and inspection of the freewheel oil supply system any time the
freewheel oil supply system is opened upstream of the restrictor. This
AD does not require this type of repetitive on-condition cleaning and
inspection because it could be difficult to track.
Related Service Information
Bell has issued Alert Service Bulletin (ASB) 206-14-132 for Model
206A/B and TH-67 helicopters; ASB 206L-14-174 for Model 206L, 206L-1,
206L-3, and 206L-4 helicopters; and ASB 407-14-106 for Model 407
helicopters. Each ASB is Revision A and dated February 9, 2016. This
service information specifies removing, cleaning, inspecting, and
reinstalling certain freewheel assembly components. ASB 206-14-132 and
ASB 206L-14-174 also contain procedures for replacing the reducer with
a filter if not already installed.
Costs of Compliance
We estimate that this AD affects 2,227 helicopters of U.S.
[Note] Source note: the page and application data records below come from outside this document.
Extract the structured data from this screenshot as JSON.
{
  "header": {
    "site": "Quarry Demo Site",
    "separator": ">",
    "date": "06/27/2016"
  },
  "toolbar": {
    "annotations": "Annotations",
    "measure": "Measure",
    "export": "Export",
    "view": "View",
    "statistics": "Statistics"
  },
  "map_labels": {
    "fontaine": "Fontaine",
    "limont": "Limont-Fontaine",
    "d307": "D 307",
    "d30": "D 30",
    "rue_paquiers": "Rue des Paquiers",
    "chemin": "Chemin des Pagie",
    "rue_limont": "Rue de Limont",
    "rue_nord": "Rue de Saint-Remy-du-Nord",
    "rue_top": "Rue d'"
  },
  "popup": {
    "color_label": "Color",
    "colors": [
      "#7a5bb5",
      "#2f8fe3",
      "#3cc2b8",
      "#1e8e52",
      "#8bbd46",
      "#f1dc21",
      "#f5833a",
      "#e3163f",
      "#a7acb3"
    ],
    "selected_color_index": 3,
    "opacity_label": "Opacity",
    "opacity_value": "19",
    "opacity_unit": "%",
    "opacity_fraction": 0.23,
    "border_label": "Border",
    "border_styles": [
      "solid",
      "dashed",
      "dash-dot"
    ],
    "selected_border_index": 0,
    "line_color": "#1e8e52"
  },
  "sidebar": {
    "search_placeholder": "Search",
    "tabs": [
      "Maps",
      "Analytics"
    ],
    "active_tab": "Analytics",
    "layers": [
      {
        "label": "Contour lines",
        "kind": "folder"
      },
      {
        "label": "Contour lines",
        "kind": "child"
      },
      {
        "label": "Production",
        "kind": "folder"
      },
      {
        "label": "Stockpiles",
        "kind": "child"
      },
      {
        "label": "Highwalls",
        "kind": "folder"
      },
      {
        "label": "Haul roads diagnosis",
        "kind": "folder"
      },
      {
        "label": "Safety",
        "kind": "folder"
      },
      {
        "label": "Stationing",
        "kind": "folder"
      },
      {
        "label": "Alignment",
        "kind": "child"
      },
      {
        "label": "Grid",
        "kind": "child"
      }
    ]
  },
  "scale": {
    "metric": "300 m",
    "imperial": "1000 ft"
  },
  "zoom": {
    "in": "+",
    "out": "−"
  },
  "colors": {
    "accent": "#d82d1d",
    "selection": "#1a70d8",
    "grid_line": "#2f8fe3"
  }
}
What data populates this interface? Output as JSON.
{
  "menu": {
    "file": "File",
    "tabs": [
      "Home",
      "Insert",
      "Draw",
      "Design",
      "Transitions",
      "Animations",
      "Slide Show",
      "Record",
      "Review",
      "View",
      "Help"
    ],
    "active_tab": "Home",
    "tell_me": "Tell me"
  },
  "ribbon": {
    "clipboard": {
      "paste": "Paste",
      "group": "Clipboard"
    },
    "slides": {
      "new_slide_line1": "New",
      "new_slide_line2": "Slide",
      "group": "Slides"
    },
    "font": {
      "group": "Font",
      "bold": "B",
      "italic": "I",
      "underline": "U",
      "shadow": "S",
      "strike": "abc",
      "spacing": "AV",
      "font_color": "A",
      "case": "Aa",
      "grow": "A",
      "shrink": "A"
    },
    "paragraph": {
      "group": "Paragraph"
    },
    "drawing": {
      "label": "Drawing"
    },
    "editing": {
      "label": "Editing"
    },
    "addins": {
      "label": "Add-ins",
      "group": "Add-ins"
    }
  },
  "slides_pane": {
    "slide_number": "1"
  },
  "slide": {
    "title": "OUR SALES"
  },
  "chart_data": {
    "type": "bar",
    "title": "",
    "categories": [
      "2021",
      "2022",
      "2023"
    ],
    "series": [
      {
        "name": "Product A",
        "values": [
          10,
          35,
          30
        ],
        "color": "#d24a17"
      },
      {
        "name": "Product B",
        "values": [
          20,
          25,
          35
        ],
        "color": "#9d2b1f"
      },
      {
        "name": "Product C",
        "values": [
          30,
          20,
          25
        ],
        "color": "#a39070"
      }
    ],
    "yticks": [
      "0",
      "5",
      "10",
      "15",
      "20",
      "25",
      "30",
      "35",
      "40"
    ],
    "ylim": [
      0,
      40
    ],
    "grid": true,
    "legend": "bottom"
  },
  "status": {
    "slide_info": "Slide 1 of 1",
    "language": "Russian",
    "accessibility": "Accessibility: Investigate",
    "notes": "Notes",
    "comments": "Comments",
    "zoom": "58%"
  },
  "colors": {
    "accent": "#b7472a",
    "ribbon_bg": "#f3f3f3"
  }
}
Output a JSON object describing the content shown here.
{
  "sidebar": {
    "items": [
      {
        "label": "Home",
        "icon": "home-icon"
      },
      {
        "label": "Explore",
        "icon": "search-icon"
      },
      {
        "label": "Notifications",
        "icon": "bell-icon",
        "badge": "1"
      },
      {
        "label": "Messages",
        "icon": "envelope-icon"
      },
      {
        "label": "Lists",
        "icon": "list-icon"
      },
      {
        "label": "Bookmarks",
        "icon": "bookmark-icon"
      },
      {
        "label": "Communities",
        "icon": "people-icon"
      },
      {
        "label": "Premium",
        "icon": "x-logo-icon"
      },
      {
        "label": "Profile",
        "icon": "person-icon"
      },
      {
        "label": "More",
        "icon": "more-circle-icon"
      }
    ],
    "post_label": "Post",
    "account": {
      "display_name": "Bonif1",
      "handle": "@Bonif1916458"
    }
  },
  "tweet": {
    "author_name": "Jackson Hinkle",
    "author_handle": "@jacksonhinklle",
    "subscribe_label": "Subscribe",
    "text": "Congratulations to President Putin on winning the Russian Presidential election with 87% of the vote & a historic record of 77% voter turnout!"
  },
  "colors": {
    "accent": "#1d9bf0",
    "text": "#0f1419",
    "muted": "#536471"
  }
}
Registry. We estimate that operators may incur the following costs in
order to comply with this AD.
At an average labor rate of $85 per work-hour, inspecting and
cleaning the freewheel oil supply system requires about 1 work-hour,
for a cost per helicopter of $85 and $189,295 for the U.S. fleet.
If required, inspecting the freewheel assembly requires about 1
work-hour, for a cost per helicopter of $85.
If required, replacing a restrictor with a filter requires about 1
work-hour and required parts cost $125, for a cost per helicopter of
Authority for This Rulemaking
Title 49 of the United States Code specifies the FAA's authority to
issue rules on aviation safety. Subtitle I,
section 106, describes the authority of the FAA Administrator.
``Subtitle VII: Aviation Programs,'' describes in more detail the scope
of the Agency's authority.
We are issuing this rulemaking under the authority described in
``Subtitle VII, Part A, Subpart III, Section 44701: General
requirements.'' Under that section, Congress charges the FAA with
promoting safe flight of civil aircraft in air commerce by prescribing
regulations for practices, methods, and procedures the Administrator
finds necessary for safety in air commerce. This regulation is within
the scope of that authority because it addresses an unsafe condition
that is likely to exist or develop on helicopters identified in this
This AD will not have federalism implications under Executive Order
13132. This AD will not have a substantial direct effect on the States,
on the relationship between the national government and the States, or
on the distribution of power and responsibilities among the various
levels of government.
For the reasons discussed above, I certify that this AD:
(1) Is not a ``significant regulatory action'' under Executive
(2) Is not a ``significant rule'' under DOT Regulatory Policies and
Procedures (44 FR 11034, February 26, 1979),
(3) Will not affect intrastate aviation in Alaska, and
(4) Will not have a significant economic impact, positive or
negative, on a substantial number of small entities under the criteria
of the Regulatory Flexibility Act.
We prepared an economic evaluation of the estimated costs to comply
with this AD and placed it in the AD docket.
List of Subjects in 14 CFR Part 39
Air transportation, Aircraft, Aviation safety, Incorporation by
Adoption of the Amendment
Accordingly, under the authority delegated to me by the
Administrator, the FAA amends 14 CFR part 39 as follows:
PART 39--AIRWORTHINESS DIRECTIVES
1. The authority citation for part 39 continues to read as follows:
Authority: 49 U.S.C. 106(g), 40113, 44701.
Sec. 39.13 [Amended]
2. The FAA amends Sec. 39.13 by adding the following new airworthiness